• **Instructions for the task**:
Whenever a line in the data holds the string "icon", copy that line.

(Page and application data records)
==============================

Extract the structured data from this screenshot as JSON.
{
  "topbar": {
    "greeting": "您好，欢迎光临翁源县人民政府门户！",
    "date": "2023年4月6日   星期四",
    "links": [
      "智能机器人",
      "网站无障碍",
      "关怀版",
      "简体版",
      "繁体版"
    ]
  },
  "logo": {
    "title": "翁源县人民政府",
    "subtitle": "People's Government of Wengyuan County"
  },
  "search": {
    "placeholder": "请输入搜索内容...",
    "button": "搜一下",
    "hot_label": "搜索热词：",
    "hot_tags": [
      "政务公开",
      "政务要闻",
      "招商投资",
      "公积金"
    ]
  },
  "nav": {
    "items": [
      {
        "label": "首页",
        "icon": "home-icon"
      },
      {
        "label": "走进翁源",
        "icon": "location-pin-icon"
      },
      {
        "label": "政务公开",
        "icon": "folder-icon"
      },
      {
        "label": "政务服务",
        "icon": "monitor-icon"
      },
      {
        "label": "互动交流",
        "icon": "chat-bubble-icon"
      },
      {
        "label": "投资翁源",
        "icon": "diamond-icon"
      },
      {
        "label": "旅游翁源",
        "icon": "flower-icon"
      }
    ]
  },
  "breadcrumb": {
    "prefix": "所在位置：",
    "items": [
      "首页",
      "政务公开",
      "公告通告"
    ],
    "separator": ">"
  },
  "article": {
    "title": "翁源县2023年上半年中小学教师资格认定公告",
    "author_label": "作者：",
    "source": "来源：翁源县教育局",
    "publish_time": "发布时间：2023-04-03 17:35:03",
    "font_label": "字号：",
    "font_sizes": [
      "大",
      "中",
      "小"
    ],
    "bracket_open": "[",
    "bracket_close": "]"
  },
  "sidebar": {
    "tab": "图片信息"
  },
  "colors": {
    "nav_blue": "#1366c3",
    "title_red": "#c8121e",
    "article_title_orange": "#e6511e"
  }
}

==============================

• **Result below**:
        "icon": "home-icon"
        "icon": "location-pin-icon"
        "icon": "folder-icon"
        "icon": "monitor-icon"
        "icon": "chat-bubble-icon"
        "icon": "diamond-icon"
        "icon": "flower-icon"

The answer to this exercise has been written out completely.